LGBTQ People Feel Worse Now Than During The Yes Vote. Here’s How We Change That.

Experts say the rates of abuse against LGBTQ Aussies is “endemic”.

SAEED KHAN/AFP via Getty Images
This picture taken on September 10, 2017 shows demonstrators taking part in a same-sex marriage rally in Sydney.

More than 80% of Australian LGBTQ people said they feel worse now than when marriage equality was won in 2017, according to new data. 

The Make Love Louder report, commissioned by Absolut, gathered responses from 1000 LGBTQ people aged 18 to 65, who also said they alter their daily activities out of fear of being discriminated against. 

Three in four have personally experienced negativity or discrimination relating to their LGBTQ status while one in four reported hearing negativity about the community every day. 

“LGBTIQ+ people can experience a number of other intersecting types of prejudice too—such as racial prejudice or prejudice against people with disabilities,” the report’s lead researcherDr Shirleene Robinson said.

“These statistics show that rates of abuse and discrimination towards LGBTIQ+ people in Australia are endemic. They are deeply concerning and they need to be addressed as an immediate priority.” 

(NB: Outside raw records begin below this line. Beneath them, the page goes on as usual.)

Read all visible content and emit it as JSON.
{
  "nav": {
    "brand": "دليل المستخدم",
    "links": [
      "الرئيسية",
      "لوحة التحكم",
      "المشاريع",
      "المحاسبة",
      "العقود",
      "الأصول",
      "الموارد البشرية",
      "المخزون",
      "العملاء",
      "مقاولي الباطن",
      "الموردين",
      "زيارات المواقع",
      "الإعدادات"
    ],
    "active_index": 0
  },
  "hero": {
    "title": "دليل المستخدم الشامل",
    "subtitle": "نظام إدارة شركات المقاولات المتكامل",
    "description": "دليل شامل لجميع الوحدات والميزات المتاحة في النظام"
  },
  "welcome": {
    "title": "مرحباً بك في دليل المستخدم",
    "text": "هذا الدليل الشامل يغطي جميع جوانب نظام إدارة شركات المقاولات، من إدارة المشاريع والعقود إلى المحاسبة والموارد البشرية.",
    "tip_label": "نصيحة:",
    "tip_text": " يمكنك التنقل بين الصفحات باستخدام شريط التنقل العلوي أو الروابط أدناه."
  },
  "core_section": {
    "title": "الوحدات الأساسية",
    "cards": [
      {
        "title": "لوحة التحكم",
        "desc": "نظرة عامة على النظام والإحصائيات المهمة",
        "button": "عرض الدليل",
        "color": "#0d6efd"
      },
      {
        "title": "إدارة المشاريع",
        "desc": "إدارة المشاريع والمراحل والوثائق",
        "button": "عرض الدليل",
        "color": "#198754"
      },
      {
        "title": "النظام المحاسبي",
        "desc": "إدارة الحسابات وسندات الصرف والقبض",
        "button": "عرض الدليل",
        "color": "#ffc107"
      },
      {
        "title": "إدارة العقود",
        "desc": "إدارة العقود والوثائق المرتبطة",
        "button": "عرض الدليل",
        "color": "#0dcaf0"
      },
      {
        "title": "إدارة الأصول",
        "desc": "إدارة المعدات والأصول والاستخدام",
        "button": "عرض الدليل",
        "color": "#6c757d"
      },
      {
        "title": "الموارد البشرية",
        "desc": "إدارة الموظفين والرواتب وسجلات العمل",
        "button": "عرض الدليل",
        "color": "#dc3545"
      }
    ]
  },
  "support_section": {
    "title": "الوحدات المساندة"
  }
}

Pride and the #loveislove hashtag may be trending on social right now but data from the Make Love Louder report suggests 73% of Australians consider themselves “silent supporters”, with only 2% of allies or friends identifying themselves as activists. 

That’s just one in four allies and friends that actively voice their support for the LGBTQ community.   

Make Love Louder, Absolut
The Make Love Louder report was led by prolific researcher, author, and LGBTIQ+ advocate Dr Shirleene Robinson.

The research shows 82% of allies have questions or concerns about their support and are not sure what is really helpful or if it is their place to speak up. 

But community members encourage friends and allies to speak out.

“It is exhausting when it feels like I’m defending my place in society all the time. When allies activate in defence of my right to be me, I feel less isolated, Ivan Hinton-Teoh co-founder of just.equal said when the report was unveiled during Sydney Gay and Lesbian Mardi Gras’ Fair Day event on Sunday. 

“I can get on with my life, knowing someone else sees me, my humanity and, importantly, is fighting to affirm my dignity and right to a fair and equal space in the community.”

From the study, Dr Robinson collected a list of ways the wider community can help.

Here’s what participants said was most important: 


  • 1.    Stand up against anti-LGBTIQ+ speech

  • 2.    Use respectful language about the LGBTIQ+ community

  • 3.    Be accepting and considering of your own prejudices

  • 4.    Help LGBTIQ+ people and perspectives be seen and heard

  • 5.    Listen to LGBTIQ+ people

  • 6.    Express support for LGBTIQ+ people on social media

 “Fighting for equal rights in a public forum caused significant trauma and distress to an already vulnerable population, where an unnecessary postal survey asked all Australians whether same-sex couples should have the right to marry,” Dr Robinson added. 

“This study shows that this support matters deeply. Now more than ever, it is important that LGBTIQ+ allies speak up to make Australia a fairer place for everyone.”